(c)Contracts which must be evidenced in writing. Certain types of contract may be made orally but are not enforceable in a court of law unless there is written evidence of their term~. The important contract failing under this head is that of guarantee.
Contracts by deed
3. deed used to be referred to as a contract under seal, but sl of the Law of Property (Miscellaneous Provisions) Act 1989 no longer requires an individual to seal s deed. It is a written dG.7nment (on paper, parchment or other substance) which has been signed by the person executing it (and sealed if created by a corporate body with a common seal) and is expressed on its face to be a deed. signature must be witnessed To be validly executed by an individual, the document must be delivered, the other party by the individual or his agent. Remember that a contract by deed is binding even- though no consideration is given or received.

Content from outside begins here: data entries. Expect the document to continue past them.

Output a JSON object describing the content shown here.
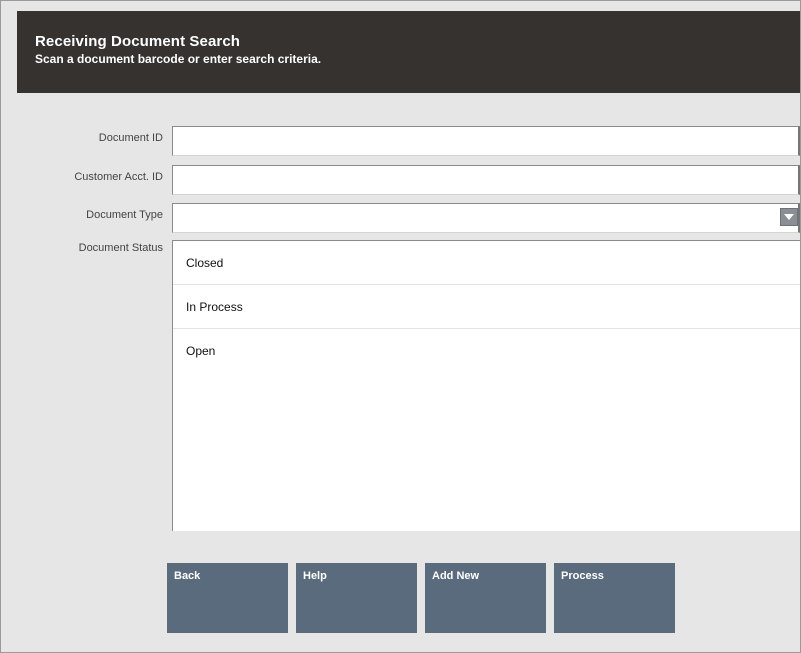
{
  "header": {
    "title": "Receiving Document Search",
    "subtitle": "Scan a document barcode or enter search criteria."
  },
  "form": {
    "document_id": {
      "label": "Document ID",
      "value": ""
    },
    "customer_acct_id": {
      "label": "Customer Acct. ID",
      "value": ""
    },
    "document_type": {
      "label": "Document Type",
      "value": "",
      "icon": "dropdown-arrow-icon"
    },
    "document_status": {
      "label": "Document Status",
      "options": [
        "Closed",
        "In Process",
        "Open"
      ]
    }
  },
  "buttons": {
    "back": "Back",
    "help": "Help",
    "add_new": "Add New",
    "process": "Process"
  },
  "colors": {
    "header_bg": "#35322f",
    "button_bg": "#5a6b7e",
    "page_bg": "#e6e6e6"
  }
}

4.A contract for the sale or other disposition of land o: -f any interest in land (such as the grant of a lease) must be in writing, incorporating all the expressly agreed terms and signed by or on behalf of each party to the contract: s2 Law of Property (Miscellaneous Provisions) Act1989 (repeating s40 Law of Property Act l925). Note that an oral contract relating to an , interest in land cannot now be enforced if it is only evidenced in writing – it must actually be in writing. In addition, the doctrine of part performance (whereby equity recognised part performance of such a contract as an alternative form of evidence) no longer applies, though the principle of estoppels should still provide some protection.
5,Note that s2 does not apply to the grant of a short lease or a contract made at public auction. These may still be enforced if they are only evidenced in writing.

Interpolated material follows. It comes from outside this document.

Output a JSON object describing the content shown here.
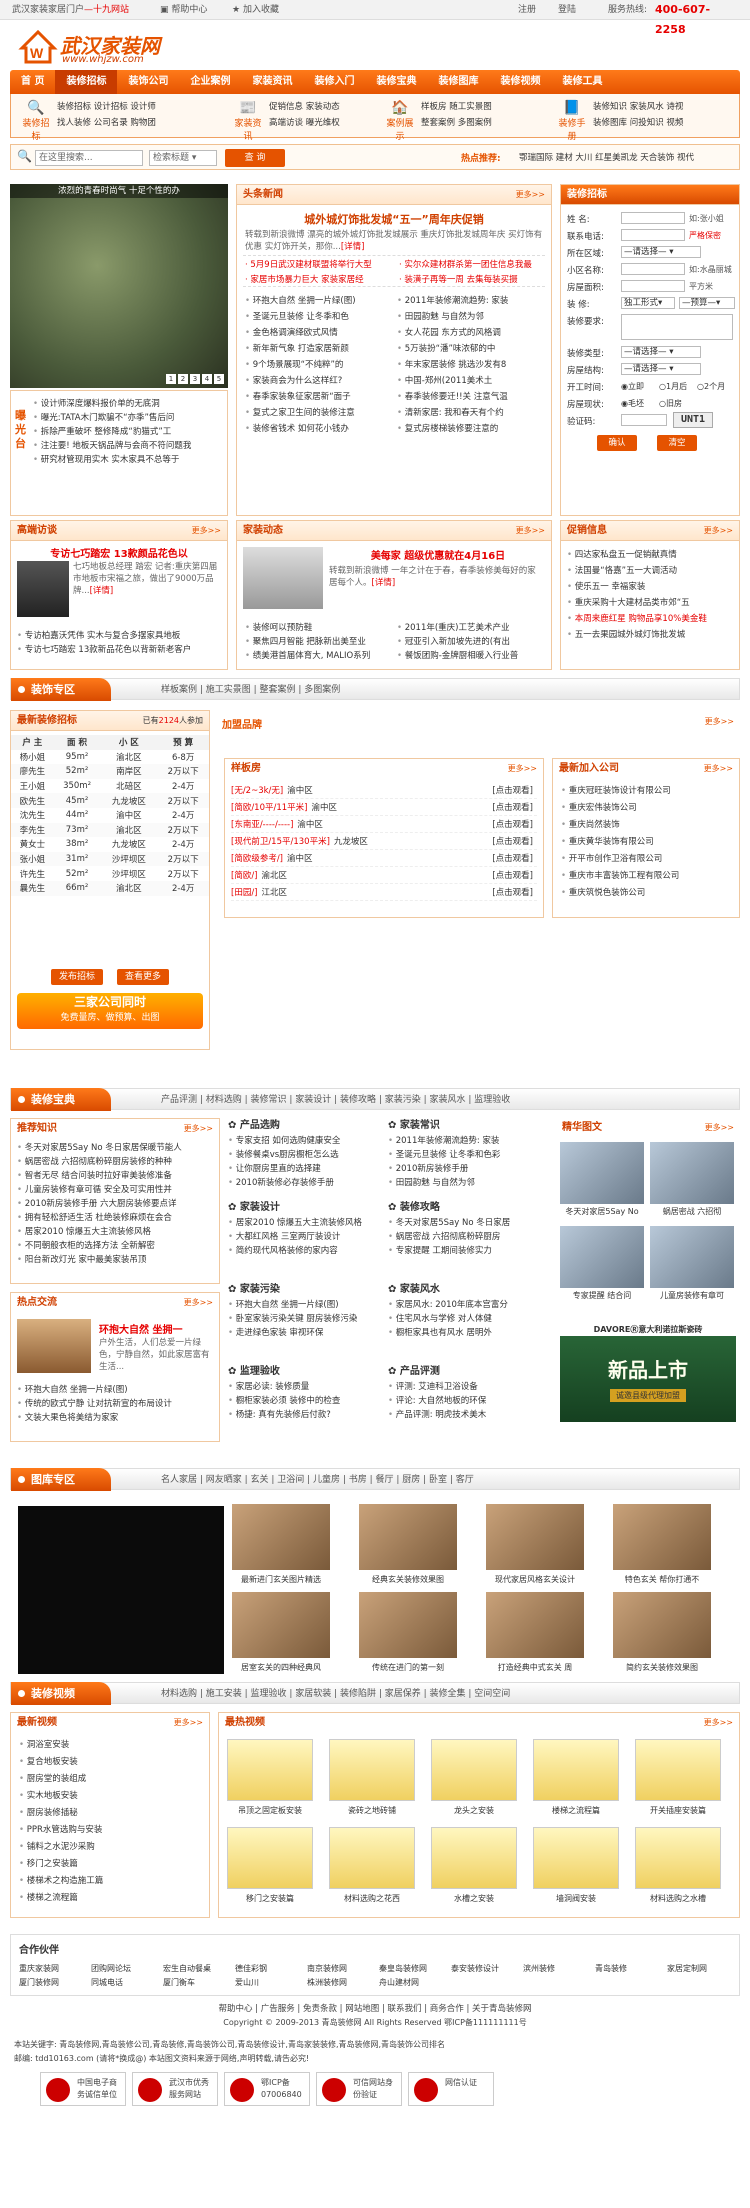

6 These new rules mean that not only a document transferring land but also the contract of sale ~ for land must be in writing. A contract for the sale of land must be distinguished from the actual document which transfers the title to that land, that is the conveyance (unregistered land) or transfer (registered land). The contract promises to transfer title at a future date (usually four weeks hence) and must be in writing. The conveyance or transfer must be by deed and will therefore also be in writing. A contract promising to grant a lease must be in writing but the lease itself, if it is for three years or more, must be by deed.
1. In most cases the terms of the contract are included in the agreement when an offer has been accepted. The parties themselves can no longer make changes – but there are a number of ways in – which the law modifies the express terms agreed by the parties. In addition, things said in pre contract negotiations may later be held to be representations only, and not to be included as terms of the contract.
2.It is important to note the different effects of a contractual tern being a condition or a . J’ warranty – breach of the former leads to discharge of the entire contract by breach, whilst breach of the latter entitles the injured party only: to damages. Often it will not be possible to identify a term as a condition or warranty until the consequences of its breach are known (an in nominate term).
3.In many contracts terms are implied by custom, by a-commonsense (the `business efficacy’ rule) and by statute. We shall see the effects of this latter source on various types of consumer contract later in this text.
4.Finally the required form of a contract must be understood. Despite the old adage `a verbal contract ain’t worth the paper it’s written on’ (Sam Goldwyn), many contracts are formed verbally or even by implication from conduct – and, provided the other elements of consideration and intention are there, such contracts are enforceable. However, some contracts are required to be in a particular form – by deed or at least in writing. A contract of guarantee made orally will be enforceable only if there is written evidence of its agreed terms.